* **Instructions to follow**: Please look for the string "weight" below and report every line in which it occurs.

-------- Records shown

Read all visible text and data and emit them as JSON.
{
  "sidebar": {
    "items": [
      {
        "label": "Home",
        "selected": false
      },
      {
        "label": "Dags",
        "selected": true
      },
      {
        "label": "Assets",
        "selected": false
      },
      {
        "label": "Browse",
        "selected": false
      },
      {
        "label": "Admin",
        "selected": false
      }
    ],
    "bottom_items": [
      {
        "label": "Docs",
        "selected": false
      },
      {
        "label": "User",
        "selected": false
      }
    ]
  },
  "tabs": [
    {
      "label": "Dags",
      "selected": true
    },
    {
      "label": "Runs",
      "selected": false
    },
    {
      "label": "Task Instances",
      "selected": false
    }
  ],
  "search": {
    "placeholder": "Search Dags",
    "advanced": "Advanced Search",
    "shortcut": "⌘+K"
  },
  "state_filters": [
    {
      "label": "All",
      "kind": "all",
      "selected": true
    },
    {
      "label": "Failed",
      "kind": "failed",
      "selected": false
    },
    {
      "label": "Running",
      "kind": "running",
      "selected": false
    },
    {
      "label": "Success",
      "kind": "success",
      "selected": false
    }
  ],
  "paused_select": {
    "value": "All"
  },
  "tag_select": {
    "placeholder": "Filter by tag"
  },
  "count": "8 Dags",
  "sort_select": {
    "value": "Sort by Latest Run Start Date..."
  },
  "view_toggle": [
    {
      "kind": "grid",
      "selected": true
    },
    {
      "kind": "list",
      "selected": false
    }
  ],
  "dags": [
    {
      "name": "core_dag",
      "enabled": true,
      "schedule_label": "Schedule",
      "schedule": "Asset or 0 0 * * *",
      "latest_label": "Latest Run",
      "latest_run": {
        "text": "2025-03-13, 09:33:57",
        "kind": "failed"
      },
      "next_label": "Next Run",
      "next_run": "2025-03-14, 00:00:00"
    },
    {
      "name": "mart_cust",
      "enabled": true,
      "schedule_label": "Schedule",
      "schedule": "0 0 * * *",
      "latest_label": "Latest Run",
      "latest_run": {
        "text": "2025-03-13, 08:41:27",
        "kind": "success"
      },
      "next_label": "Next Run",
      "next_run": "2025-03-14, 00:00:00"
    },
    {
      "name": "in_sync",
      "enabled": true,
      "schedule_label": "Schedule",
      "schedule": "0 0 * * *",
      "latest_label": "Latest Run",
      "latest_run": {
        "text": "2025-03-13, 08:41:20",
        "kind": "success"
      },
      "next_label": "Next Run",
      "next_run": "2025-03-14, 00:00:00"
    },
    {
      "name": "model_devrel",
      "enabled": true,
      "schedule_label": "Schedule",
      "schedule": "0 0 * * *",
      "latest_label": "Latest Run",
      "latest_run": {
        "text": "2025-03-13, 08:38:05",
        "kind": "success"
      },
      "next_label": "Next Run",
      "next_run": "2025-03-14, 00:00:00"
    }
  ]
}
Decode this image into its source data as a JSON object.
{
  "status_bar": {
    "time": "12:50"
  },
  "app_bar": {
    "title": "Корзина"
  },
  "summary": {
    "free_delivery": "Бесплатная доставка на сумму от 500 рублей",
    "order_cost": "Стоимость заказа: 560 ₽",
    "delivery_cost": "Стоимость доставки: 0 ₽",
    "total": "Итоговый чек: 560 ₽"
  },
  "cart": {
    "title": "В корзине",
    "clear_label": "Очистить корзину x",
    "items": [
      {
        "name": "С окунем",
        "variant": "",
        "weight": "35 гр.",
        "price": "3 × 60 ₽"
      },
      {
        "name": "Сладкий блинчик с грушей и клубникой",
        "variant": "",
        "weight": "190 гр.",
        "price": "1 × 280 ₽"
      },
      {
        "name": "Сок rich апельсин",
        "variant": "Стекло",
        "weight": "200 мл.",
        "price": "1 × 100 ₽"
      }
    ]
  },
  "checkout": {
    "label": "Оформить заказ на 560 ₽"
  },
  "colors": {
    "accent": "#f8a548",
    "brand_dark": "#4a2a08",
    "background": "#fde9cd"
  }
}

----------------

* **Answer to the exercise**:
        "weight": "35 гр.",
        "weight": "190 гр.",
        "weight": "200 мл.",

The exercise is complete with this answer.